While the chase for the playoffs sits at the forefront of most hockey fans' minds these days, it's also a good time to look ahead at likely winners for some of the major individual awards for this NHL season.
The Hart Trophy is awarded each year to "the player judged to be the most valuable to his team". This lends itself quite neatly to statistical analysis, as we can get a good handle on which players have, in total, boosted their team's Goals For and held down their Goals Against over the course of a season. Follow me after the jump for a look at your MVP candidates...
The idea here is to leverage the Rating statistics from Behind the Net, which sums up the net influence on Goals For & Against per 60 minutes of play, and convert those into counting stats based on the cumulative ice time and games played for each individual. For instance, Alex Ovechkin's presence in 5-on-5 action has resulted in a net of +35.7 goals for Washington, compared to how the Capitals fare when he is on the bench. His influence on the power play is almost as large (+31), and he is a pretty average PK man.
The Penalty +/- Impact reflects the influence on Goals For & Against from a player drawing or committing penalties, and thus creating PP or PK situations for his team. Using a previous estimate by Alan Ryder, each power play is worth 0.153 goals, reflecting the increased likelihood that your team is going to score (with a PK costing the same amount).
Sum up the 5-on-5, PP, PK and Penalty +/- columns, and you get a Total Impact that each player has had on Goals For & Against over the course of the season. Most MVP discussions focus solely on offensive contributions, and ignore the defensive side of the game.
Remember - these measures reflect the influence of a given player on the performance of his team. They are not meant to be used a direct comparison of players on different teams to say "who is better". It is, rather, "who is more valuable to his team". Yes, this analysis does leave goaltenders out of the equation, but we can argue over the Vezina another day.
Below the table I have a few comments about some of the individual players:
|Player||Pos||Team||5-on-5 Impact||PP Impact||PK Impact||Penalty +/- Impact||Total|
Note: PP Impact reflects 5-on-4 play only, PK Impact reflects 4-on-5 only. Other odd-man situations aren't common enough to change these standings significantly.
|2009 - Alex Ovechkin||61||44||52||96||41||81||11||0||5||0||314||14.0|
His 5-on-5 Impact ranks among four elite players who are well ahead of the rest of the league, while his power play work is in a class by itself (his +31 PP Impact is followed distantly by Sergei Gonchar at +22.6). Even his two-game suspension this week shouldn't slow down his march to a repeat performance as Hart Trophy winner.
|2009 - Nicklas Lidstrom||69||8||35||43||17||16||5||0||1||0||164||4.9|
Given all the issues Detroit has had to struggle through this season, the Red Wings have had to rely on Lidstrom perhaps more than they ever have. His penalty killing work is particularly telling.

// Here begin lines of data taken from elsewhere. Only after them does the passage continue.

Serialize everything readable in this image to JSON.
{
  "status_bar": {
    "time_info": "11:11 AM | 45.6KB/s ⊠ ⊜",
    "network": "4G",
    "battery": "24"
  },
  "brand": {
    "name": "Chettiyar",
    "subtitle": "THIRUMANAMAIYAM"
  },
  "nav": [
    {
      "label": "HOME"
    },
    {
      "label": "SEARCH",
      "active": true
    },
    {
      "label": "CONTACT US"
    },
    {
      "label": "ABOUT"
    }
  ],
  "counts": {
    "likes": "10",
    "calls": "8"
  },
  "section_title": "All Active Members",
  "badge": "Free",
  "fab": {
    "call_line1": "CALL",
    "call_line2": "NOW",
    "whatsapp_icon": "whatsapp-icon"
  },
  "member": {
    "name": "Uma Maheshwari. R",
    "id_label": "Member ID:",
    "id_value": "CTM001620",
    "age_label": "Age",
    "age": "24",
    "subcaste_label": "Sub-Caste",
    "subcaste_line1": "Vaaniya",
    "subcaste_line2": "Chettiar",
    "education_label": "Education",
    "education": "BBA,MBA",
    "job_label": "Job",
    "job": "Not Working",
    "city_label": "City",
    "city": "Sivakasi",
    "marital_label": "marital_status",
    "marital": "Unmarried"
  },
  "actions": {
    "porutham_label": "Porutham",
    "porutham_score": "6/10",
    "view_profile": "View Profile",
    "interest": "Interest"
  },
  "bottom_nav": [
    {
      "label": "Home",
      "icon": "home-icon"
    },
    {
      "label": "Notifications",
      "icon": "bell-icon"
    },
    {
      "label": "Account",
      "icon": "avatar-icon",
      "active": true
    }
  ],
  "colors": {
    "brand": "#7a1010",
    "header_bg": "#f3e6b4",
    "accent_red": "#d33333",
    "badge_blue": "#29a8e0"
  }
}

When he's on the ice, the Red Wings give up 3.45 goals per 60 minutes, a rate that is better than the top overall PK teams in the league. When he's on the bench, the Wings give up 8.36 goals per 60 minutes, which would rank among the worst.
|2009 - Zach Parise||67||32||36||68||21||28||8||1||4||0||288||11.1|
Parise's 5-on-5 results are tops in the league, and he's also boosted by his ability to draw penalties, while not taking many himself.
Matt Carle & Chris Pronger: Since this defensive duo often plays together in Philadelphia, their results can be difficult to separate from each other, although Pronger stands out as the #2 defenseman in PP impact.
Henrik & Daniel Sedin: Somewhat surprisingly, the Canucks score about 2 more goals per 60 minutes of power play time when the Sedins aren't on the ice. At even strength, however, they are among the most dominant players in the game this season.